### [WORK TO COMPLETE]
Once you have read the records below, write them all out exactly as given.

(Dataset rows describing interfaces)
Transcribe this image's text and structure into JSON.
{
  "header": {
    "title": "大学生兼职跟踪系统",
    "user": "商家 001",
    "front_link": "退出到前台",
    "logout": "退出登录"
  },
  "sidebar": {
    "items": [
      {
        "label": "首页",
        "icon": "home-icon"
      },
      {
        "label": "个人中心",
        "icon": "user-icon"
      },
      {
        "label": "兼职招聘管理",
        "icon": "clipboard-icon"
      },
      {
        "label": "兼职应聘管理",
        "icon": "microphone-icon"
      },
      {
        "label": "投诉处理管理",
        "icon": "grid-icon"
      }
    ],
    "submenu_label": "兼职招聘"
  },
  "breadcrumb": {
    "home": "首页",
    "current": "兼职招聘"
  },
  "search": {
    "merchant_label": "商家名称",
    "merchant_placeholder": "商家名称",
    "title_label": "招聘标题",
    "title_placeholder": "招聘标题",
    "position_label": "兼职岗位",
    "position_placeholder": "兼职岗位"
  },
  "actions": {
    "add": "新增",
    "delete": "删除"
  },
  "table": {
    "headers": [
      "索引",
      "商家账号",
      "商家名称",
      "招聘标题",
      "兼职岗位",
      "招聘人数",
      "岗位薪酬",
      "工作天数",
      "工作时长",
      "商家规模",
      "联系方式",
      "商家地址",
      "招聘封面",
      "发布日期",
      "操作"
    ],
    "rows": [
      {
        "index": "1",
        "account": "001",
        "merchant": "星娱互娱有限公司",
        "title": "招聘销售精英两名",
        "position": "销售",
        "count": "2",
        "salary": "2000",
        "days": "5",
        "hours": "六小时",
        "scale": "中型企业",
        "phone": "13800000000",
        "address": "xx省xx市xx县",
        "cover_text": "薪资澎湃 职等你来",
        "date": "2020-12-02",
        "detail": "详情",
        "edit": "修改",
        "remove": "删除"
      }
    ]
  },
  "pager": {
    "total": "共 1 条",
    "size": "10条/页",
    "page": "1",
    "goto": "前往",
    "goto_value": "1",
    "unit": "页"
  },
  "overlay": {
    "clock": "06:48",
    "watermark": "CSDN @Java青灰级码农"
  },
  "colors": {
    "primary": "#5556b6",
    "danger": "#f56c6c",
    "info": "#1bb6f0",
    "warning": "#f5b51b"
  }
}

### [RESULT BELOW]
Transcribe this image's text and structure into JSON.
{
  "header": {
    "title": "大学生兼职跟踪系统",
    "user": "商家 001",
    "front_link": "退出到前台",
    "logout": "退出登录"
  },
  "sidebar": {
    "items": [
      {
        "label": "首页",
        "icon": "home-icon"
      },
      {
        "label": "个人中心",
        "icon": "user-icon"
      },
      {
        "label": "兼职招聘管理",
        "icon": "clipboard-icon"
      },
      {
        "label": "兼职应聘管理",
        "icon": "microphone-icon"
      },
      {
        "label": "投诉处理管理",
        "icon": "grid-icon"
      }
    ],
    "submenu_label": "兼职招聘"
  },
  "breadcrumb": {
    "home": "首页",
    "current": "兼职招聘"
  },
  "search": {
    "merchant_label": "商家名称",
    "merchant_placeholder": "商家名称",
    "title_label": "招聘标题",
    "title_placeholder": "招聘标题",
    "position_label": "兼职岗位",
    "position_placeholder": "兼职岗位"
  },
  "actions": {
    "add": "新增",
    "delete": "删除"
  },
  "table": {
    "headers": [
      "索引",
      "商家账号",
      "商家名称",
      "招聘标题",
      "兼职岗位",
      "招聘人数",
      "岗位薪酬",
      "工作天数",
      "工作时长",
      "商家规模",
      "联系方式",
      "商家地址",
      "招聘封面",
      "发布日期",
      "操作"
    ],
    "rows": [
      {
        "index": "1",
        "account": "001",
        "merchant": "星娱互娱有限公司",
        "title": "招聘销售精英两名",
        "position": "销售",
        "count": "2",
        "salary": "2000",
        "days": "5",
        "hours": "六小时",
        "scale": "中型企业",
        "phone": "13800000000",
        "address": "xx省xx市xx县",
        "cover_text": "薪资澎湃 职等你来",
        "date": "2020-12-02",
        "detail": "详情",
        "edit": "修改",
        "remove": "删除"
      }
    ]
  },
  "pager": {
    "total": "共 1 条",
    "size": "10条/页",
    "page": "1",
    "goto": "前往",
    "goto_value": "1",
    "unit": "页"
  },
  "overlay": {
    "clock": "06:48",
    "watermark": "CSDN @Java青灰级码农"
  },
  "colors": {
    "primary": "#5556b6",
    "danger": "#f56c6c",
    "info": "#1bb6f0",
    "warning": "#f5b51b"
  }
}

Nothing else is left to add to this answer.